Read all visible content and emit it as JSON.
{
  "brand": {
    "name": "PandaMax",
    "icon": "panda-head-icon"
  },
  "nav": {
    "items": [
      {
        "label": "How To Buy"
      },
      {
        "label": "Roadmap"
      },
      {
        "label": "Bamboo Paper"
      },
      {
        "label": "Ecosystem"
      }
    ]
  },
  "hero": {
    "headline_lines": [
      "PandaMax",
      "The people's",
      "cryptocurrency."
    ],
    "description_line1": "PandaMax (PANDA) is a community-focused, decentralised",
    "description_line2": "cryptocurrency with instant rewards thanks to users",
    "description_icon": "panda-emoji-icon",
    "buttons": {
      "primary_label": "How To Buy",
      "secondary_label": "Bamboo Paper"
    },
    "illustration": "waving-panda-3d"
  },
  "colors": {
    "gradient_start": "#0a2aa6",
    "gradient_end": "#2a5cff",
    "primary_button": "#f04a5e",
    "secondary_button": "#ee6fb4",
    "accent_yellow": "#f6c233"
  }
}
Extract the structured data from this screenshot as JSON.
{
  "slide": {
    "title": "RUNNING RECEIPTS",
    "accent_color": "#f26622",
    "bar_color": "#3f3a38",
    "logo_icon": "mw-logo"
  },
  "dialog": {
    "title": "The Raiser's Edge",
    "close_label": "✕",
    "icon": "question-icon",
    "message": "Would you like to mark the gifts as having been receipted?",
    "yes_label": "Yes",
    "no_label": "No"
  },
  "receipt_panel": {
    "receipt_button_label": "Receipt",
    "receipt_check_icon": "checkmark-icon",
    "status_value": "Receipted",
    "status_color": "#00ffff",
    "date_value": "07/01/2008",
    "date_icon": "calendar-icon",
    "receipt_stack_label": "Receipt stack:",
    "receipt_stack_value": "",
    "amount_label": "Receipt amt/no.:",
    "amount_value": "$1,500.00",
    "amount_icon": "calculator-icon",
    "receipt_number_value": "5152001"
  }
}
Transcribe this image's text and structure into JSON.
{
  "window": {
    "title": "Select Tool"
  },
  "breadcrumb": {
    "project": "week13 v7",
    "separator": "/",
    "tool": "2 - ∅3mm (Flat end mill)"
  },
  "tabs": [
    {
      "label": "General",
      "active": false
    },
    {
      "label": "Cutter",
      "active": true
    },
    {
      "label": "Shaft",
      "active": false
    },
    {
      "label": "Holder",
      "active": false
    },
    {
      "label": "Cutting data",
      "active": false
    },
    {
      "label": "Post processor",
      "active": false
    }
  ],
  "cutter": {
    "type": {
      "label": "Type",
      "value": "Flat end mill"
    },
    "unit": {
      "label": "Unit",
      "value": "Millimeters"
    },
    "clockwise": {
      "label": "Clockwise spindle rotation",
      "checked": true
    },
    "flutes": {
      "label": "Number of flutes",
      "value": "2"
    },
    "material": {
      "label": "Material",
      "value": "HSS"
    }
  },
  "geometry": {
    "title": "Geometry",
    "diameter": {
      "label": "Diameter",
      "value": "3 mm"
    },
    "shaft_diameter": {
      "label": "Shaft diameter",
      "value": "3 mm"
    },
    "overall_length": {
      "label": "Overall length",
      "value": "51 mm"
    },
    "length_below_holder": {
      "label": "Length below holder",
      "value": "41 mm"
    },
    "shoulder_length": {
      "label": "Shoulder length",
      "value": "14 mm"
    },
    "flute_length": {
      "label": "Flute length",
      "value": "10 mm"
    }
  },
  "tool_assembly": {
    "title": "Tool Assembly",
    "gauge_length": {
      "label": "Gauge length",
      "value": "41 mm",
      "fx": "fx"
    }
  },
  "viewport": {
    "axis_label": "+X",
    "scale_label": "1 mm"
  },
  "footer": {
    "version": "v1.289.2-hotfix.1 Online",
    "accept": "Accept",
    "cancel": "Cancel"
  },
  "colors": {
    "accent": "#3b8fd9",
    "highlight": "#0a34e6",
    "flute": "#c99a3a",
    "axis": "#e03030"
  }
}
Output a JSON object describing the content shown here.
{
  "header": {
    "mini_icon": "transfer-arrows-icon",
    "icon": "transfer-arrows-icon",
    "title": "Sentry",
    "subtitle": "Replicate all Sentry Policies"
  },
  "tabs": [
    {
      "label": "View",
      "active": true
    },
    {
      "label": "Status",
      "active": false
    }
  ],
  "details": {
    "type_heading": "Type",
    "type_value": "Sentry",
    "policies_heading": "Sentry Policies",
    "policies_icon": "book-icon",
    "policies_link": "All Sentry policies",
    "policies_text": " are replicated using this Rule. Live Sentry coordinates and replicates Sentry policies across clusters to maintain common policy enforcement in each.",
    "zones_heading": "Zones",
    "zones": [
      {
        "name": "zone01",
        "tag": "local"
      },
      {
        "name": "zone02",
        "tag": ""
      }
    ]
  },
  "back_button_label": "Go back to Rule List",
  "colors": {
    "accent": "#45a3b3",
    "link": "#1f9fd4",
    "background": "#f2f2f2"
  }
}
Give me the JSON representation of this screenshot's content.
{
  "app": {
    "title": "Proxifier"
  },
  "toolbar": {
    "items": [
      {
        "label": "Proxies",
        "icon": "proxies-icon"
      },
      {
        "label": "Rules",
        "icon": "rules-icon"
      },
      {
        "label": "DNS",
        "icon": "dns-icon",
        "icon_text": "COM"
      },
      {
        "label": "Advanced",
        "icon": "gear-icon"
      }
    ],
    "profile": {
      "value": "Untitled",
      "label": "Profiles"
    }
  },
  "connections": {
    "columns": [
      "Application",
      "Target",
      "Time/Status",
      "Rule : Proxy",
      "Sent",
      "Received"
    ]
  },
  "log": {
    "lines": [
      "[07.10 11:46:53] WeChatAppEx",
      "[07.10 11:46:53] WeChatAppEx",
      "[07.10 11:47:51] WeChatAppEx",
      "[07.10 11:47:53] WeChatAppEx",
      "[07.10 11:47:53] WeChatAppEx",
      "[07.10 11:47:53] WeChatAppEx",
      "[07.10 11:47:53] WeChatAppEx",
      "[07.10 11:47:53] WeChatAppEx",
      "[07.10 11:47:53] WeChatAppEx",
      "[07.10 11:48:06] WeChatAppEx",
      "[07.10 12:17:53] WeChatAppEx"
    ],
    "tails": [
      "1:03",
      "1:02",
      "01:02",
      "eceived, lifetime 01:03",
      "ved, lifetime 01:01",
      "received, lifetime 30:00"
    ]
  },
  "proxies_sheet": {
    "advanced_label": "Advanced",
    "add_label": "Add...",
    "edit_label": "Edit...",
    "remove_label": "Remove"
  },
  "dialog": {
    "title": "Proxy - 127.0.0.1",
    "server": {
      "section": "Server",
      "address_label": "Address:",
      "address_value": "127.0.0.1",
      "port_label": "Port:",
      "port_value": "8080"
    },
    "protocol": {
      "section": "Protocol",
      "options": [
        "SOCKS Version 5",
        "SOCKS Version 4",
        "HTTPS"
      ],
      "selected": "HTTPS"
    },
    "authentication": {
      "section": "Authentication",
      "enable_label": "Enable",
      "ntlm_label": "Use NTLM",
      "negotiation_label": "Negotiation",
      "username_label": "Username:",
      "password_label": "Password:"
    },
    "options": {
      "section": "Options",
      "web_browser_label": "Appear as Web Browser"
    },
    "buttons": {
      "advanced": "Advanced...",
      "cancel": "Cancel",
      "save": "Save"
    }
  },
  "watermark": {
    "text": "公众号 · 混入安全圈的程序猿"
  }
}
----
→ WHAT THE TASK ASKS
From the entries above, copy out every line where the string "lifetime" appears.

→ FINAL ANSWER
      "eceived, lifetime 01:03",
      "ved, lifetime 01:01",
      "received, lifetime 30:00"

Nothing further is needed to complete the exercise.